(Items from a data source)
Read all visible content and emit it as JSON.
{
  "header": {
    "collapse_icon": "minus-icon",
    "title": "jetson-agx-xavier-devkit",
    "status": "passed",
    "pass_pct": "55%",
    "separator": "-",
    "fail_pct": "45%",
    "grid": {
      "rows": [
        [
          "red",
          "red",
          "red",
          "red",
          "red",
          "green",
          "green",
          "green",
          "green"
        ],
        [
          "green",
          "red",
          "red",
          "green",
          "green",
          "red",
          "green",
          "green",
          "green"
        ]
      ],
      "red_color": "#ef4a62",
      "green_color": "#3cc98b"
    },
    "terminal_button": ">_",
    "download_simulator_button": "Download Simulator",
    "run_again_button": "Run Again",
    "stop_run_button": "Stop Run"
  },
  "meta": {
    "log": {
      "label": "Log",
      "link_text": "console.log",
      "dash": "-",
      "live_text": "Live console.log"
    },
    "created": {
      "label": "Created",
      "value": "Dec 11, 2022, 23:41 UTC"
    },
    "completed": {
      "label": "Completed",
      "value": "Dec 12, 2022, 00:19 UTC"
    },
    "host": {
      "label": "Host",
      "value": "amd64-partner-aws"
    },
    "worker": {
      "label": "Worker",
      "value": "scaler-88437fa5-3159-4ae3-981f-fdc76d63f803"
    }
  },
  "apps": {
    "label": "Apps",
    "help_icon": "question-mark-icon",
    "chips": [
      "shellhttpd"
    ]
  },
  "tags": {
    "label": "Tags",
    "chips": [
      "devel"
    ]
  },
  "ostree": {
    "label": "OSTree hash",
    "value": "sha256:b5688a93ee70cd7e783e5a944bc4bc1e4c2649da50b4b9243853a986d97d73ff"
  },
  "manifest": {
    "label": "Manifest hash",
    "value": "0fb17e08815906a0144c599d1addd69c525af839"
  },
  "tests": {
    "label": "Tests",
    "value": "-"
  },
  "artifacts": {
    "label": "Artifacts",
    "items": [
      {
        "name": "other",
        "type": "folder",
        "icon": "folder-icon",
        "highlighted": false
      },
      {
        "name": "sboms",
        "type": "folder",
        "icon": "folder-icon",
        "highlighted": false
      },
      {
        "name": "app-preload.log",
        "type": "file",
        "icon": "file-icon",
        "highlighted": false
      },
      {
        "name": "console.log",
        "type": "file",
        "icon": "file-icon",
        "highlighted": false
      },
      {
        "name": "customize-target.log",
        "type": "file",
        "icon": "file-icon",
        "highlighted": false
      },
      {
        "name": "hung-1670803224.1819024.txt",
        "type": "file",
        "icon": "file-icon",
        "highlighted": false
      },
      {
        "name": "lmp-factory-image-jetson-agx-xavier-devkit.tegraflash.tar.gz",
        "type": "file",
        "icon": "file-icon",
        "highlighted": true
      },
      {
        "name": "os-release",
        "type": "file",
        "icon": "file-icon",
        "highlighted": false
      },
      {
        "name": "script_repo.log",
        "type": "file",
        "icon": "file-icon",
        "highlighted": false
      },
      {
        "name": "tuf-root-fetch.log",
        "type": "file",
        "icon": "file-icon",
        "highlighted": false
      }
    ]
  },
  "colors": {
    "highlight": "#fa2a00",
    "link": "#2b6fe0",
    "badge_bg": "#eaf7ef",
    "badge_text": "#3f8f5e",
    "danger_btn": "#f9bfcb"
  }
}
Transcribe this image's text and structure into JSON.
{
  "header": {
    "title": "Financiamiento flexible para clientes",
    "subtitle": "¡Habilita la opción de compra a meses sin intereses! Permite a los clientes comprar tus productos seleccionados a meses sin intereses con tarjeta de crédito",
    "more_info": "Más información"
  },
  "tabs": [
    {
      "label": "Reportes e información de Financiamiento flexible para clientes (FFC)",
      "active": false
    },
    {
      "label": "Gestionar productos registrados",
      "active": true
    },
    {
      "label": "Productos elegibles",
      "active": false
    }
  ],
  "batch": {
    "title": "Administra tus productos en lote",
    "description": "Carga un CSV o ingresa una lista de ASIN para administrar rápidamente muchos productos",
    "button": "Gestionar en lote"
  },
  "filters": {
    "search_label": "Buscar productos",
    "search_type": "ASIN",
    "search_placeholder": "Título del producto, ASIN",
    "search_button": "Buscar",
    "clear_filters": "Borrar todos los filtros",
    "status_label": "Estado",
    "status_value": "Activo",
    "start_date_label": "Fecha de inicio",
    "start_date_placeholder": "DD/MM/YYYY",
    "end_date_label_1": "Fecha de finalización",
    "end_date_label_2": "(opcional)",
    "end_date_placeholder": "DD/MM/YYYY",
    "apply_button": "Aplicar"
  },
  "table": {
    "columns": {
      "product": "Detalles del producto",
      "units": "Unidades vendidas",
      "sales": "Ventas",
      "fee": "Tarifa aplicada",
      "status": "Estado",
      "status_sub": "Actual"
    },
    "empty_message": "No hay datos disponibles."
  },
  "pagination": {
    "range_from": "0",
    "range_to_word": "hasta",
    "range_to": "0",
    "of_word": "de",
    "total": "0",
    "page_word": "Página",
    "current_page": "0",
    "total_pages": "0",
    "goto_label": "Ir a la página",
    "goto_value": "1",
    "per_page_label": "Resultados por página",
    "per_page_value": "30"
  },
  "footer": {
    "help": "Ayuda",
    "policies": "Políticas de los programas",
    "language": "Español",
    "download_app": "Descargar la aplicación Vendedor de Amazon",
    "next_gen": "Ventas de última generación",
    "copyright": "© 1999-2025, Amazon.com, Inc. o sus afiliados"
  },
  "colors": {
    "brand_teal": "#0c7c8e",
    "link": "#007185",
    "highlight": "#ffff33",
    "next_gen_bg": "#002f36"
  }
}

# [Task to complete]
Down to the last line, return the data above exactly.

# [Result]
Read all visible content and emit it as JSON.
{
  "header": {
    "collapse_icon": "minus-icon",
    "title": "jetson-agx-xavier-devkit",
    "status": "passed",
    "pass_pct": "55%",
    "separator": "-",
    "fail_pct": "45%",
    "grid": {
      "rows": [
        [
          "red",
          "red",
          "red",
          "red",
          "red",
          "green",
          "green",
          "green",
          "green"
        ],
        [
          "green",
          "red",
          "red",
          "green",
          "green",
          "red",
          "green",
          "green",
          "green"
        ]
      ],
      "red_color": "#ef4a62",
      "green_color": "#3cc98b"
    },
    "terminal_button": ">_",
    "download_simulator_button": "Download Simulator",
    "run_again_button": "Run Again",
    "stop_run_button": "Stop Run"
  },
  "meta": {
    "log": {
      "label": "Log",
      "link_text": "console.log",
      "dash": "-",
      "live_text": "Live console.log"
    },
    "created": {
      "label": "Created",
      "value": "Dec 11, 2022, 23:41 UTC"
    },
    "completed": {
      "label": "Completed",
      "value": "Dec 12, 2022, 00:19 UTC"
    },
    "host": {
      "label": "Host",
      "value": "amd64-partner-aws"
    },
    "worker": {
      "label": "Worker",
      "value": "scaler-88437fa5-3159-4ae3-981f-fdc76d63f803"
    }
  },
  "apps": {
    "label": "Apps",
    "help_icon": "question-mark-icon",
    "chips": [
      "shellhttpd"
    ]
  },
  "tags": {
    "label": "Tags",
    "chips": [
      "devel"
    ]
  },
  "ostree": {
    "label": "OSTree hash",
    "value": "sha256:b5688a93ee70cd7e783e5a944bc4bc1e4c2649da50b4b9243853a986d97d73ff"
  },
  "manifest": {
    "label": "Manifest hash",
    "value": "0fb17e08815906a0144c599d1addd69c525af839"
  },
  "tests": {
    "label": "Tests",
    "value": "-"
  },
  "artifacts": {
    "label": "Artifacts",
    "items": [
      {
        "name": "other",
        "type": "folder",
        "icon": "folder-icon",
        "highlighted": false
      },
      {
        "name": "sboms",
        "type": "folder",
        "icon": "folder-icon",
        "highlighted": false
      },
      {
        "name": "app-preload.log",
        "type": "file",
        "icon": "file-icon",
        "highlighted": false
      },
      {
        "name": "console.log",
        "type": "file",
        "icon": "file-icon",
        "highlighted": false
      },
      {
        "name": "customize-target.log",
        "type": "file",
        "icon": "file-icon",
        "highlighted": false
      },
      {
        "name": "hung-1670803224.1819024.txt",
        "type": "file",
        "icon": "file-icon",
        "highlighted": false
      },
      {
        "name": "lmp-factory-image-jetson-agx-xavier-devkit.tegraflash.tar.gz",
        "type": "file",
        "icon": "file-icon",
        "highlighted": true
      },
      {
        "name": "os-release",
        "type": "file",
        "icon": "file-icon",
        "highlighted": false
      },
      {
        "name": "script_repo.log",
        "type": "file",
        "icon": "file-icon",
        "highlighted": false
      },
      {
        "name": "tuf-root-fetch.log",
        "type": "file",
        "icon": "file-icon",
        "highlighted": false
      }
    ]
  },
  "colors": {
    "highlight": "#fa2a00",
    "link": "#2b6fe0",
    "badge_bg": "#eaf7ef",
    "badge_text": "#3f8f5e",
    "danger_btn": "#f9bfcb"
  }
}
Transcribe this image's text and structure into JSON.
{
  "header": {
    "title": "Financiamiento flexible para clientes",
    "subtitle": "¡Habilita la opción de compra a meses sin intereses! Permite a los clientes comprar tus productos seleccionados a meses sin intereses con tarjeta de crédito",
    "more_info": "Más información"
  },
  "tabs": [
    {
      "label": "Reportes e información de Financiamiento flexible para clientes (FFC)",
      "active": false
    },
    {
      "label": "Gestionar productos registrados",
      "active": true
    },
    {
      "label": "Productos elegibles",
      "active": false
    }
  ],
  "batch": {
    "title": "Administra tus productos en lote",
    "description": "Carga un CSV o ingresa una lista de ASIN para administrar rápidamente muchos productos",
    "button": "Gestionar en lote"
  },
  "filters": {
    "search_label": "Buscar productos",
    "search_type": "ASIN",
    "search_placeholder": "Título del producto, ASIN",
    "search_button": "Buscar",
    "clear_filters": "Borrar todos los filtros",
    "status_label": "Estado",
    "status_value": "Activo",
    "start_date_label": "Fecha de inicio",
    "start_date_placeholder": "DD/MM/YYYY",
    "end_date_label_1": "Fecha de finalización",
    "end_date_label_2": "(opcional)",
    "end_date_placeholder": "DD/MM/YYYY",
    "apply_button": "Aplicar"
  },
  "table": {
    "columns": {
      "product": "Detalles del producto",
      "units": "Unidades vendidas",
      "sales": "Ventas",
      "fee": "Tarifa aplicada",
      "status": "Estado",
      "status_sub": "Actual"
    },
    "empty_message": "No hay datos disponibles."
  },
  "pagination": {
    "range_from": "0",
    "range_to_word": "hasta",
    "range_to": "0",
    "of_word": "de",
    "total": "0",
    "page_word": "Página",
    "current_page": "0",
    "total_pages": "0",
    "goto_label": "Ir a la página",
    "goto_value": "1",
    "per_page_label": "Resultados por página",
    "per_page_value": "30"
  },
  "footer": {
    "help": "Ayuda",
    "policies": "Políticas de los programas",
    "language": "Español",
    "download_app": "Descargar la aplicación Vendedor de Amazon",
    "next_gen": "Ventas de última generación",
    "copyright": "© 1999-2025, Amazon.com, Inc. o sus afiliados"
  },
  "colors": {
    "brand_teal": "#0c7c8e",
    "link": "#007185",
    "highlight": "#ffff33",
    "next_gen_bg": "#002f36"
  }
}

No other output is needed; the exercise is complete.